- [Website and app data records]:
◆ ◆ ◆
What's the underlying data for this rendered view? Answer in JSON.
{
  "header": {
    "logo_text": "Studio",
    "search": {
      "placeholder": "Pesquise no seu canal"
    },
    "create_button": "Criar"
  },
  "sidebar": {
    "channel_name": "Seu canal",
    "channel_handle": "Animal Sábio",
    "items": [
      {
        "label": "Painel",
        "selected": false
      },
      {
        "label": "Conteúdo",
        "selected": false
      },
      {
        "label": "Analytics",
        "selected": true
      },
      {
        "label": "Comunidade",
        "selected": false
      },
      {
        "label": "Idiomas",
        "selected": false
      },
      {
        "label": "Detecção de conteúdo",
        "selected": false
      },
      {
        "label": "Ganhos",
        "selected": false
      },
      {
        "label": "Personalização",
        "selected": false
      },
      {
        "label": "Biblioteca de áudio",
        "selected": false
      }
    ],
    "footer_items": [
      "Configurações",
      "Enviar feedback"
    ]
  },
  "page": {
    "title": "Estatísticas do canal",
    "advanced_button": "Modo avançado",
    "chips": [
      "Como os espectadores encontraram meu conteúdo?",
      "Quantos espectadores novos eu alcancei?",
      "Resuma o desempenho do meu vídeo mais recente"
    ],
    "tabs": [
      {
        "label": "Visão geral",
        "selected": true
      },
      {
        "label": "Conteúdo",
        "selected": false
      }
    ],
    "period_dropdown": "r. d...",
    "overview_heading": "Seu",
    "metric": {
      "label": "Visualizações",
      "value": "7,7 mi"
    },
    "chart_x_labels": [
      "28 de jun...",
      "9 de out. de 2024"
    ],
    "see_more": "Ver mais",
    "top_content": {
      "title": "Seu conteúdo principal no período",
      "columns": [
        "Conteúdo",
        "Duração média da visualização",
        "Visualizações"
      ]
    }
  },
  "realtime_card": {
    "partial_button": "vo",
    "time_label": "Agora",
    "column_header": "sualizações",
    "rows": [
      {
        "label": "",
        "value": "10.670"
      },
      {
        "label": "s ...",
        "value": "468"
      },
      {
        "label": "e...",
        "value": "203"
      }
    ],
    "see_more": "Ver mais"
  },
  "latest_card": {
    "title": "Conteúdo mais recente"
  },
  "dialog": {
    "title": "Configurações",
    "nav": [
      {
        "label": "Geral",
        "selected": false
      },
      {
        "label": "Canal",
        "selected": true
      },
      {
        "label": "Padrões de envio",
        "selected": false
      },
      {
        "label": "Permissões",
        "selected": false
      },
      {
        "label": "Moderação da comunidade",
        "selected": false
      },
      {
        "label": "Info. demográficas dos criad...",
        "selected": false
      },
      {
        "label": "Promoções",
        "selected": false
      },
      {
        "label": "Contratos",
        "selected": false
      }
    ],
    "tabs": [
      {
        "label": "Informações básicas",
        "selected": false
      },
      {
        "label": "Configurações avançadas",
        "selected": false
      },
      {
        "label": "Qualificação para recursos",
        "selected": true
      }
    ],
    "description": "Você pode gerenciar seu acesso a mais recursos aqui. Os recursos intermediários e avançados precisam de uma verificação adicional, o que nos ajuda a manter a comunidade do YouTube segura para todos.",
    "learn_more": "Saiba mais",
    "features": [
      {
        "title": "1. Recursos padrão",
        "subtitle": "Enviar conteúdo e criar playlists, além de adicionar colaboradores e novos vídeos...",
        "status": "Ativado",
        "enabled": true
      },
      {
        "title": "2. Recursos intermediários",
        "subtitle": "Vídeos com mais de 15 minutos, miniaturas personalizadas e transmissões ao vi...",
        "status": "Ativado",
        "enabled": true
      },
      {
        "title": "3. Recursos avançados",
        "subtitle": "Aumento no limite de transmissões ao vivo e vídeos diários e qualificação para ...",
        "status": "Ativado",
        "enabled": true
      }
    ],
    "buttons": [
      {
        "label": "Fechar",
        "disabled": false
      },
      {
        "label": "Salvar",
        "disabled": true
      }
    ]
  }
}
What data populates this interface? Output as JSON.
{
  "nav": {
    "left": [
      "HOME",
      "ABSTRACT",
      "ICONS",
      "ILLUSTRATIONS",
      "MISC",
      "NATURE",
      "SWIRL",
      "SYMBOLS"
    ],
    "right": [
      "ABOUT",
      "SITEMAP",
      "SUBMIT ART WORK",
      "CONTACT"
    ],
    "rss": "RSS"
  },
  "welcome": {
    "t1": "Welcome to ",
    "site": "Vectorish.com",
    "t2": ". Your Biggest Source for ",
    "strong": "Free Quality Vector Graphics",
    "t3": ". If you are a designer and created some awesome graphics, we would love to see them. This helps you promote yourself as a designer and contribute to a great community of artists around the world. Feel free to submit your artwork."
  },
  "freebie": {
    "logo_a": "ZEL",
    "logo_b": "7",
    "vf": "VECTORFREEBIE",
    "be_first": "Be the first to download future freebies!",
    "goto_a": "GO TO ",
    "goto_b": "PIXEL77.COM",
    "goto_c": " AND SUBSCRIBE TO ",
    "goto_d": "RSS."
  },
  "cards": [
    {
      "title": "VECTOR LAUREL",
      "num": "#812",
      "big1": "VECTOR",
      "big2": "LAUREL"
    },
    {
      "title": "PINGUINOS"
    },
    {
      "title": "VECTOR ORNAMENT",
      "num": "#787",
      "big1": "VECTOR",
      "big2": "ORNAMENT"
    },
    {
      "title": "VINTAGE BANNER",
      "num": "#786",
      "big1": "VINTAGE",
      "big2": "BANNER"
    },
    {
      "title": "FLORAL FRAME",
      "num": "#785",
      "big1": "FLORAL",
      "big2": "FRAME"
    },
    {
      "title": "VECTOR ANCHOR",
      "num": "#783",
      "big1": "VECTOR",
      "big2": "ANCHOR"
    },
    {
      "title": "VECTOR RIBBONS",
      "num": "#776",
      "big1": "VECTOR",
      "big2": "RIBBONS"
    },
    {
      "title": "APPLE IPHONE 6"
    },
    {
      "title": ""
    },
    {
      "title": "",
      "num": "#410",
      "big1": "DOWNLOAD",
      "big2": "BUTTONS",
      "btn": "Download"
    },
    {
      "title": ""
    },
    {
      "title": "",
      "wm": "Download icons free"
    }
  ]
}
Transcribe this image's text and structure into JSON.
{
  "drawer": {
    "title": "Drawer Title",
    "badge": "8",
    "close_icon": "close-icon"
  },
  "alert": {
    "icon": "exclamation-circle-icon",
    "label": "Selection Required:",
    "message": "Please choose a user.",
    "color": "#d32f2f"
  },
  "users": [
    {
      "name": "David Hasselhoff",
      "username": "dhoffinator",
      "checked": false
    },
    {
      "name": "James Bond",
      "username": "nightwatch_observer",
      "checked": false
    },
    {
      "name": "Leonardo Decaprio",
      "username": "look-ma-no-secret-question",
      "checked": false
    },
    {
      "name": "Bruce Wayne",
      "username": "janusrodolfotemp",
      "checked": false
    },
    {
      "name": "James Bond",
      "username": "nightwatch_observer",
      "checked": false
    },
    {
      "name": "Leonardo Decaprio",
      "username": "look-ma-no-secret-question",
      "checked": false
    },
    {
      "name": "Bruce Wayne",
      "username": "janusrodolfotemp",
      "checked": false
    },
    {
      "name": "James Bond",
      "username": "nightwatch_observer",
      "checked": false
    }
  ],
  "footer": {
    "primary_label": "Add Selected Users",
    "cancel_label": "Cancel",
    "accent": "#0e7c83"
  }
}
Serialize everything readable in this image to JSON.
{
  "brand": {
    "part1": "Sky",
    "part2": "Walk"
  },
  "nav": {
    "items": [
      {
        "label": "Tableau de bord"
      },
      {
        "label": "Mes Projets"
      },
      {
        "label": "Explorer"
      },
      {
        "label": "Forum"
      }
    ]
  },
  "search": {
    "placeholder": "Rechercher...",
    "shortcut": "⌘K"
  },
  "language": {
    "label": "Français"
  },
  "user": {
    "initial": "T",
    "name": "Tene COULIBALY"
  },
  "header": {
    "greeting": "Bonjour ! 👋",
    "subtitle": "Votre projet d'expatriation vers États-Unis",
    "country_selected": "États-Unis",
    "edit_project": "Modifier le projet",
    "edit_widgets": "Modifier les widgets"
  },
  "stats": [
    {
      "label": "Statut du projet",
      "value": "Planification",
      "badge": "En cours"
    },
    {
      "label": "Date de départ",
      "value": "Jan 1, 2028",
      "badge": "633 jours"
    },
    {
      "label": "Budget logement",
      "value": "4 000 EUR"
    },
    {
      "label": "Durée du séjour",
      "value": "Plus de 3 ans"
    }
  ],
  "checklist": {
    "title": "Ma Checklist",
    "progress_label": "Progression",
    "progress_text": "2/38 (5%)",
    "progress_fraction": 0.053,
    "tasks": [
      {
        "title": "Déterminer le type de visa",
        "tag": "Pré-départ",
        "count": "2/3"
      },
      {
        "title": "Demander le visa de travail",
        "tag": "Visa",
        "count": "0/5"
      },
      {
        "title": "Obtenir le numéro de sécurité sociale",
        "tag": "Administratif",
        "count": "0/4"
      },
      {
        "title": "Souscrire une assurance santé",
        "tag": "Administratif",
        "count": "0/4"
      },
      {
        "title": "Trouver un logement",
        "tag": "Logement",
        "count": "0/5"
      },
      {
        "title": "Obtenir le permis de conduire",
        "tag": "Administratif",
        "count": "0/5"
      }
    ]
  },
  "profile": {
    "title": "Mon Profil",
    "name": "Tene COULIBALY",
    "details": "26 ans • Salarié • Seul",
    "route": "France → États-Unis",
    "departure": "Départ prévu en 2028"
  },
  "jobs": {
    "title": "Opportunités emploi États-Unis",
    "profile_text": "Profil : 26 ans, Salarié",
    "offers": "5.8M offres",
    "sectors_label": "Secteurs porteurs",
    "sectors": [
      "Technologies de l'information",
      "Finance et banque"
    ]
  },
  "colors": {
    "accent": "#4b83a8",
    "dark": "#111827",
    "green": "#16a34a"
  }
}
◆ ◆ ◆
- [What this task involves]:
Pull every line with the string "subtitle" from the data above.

- [Solution below]:
        "subtitle": "Enviar conteúdo e criar playlists, além de adicionar colaboradores e novos vídeos...",
        "subtitle": "Vídeos com mais de 15 minutos, miniaturas personalizadas e transmissões ao vi...",
        "subtitle": "Aumento no limite de transmissões ao vivo e vídeos diários e qualificação para ...",
    "subtitle": "Votre projet d'expatriation vers États-Unis",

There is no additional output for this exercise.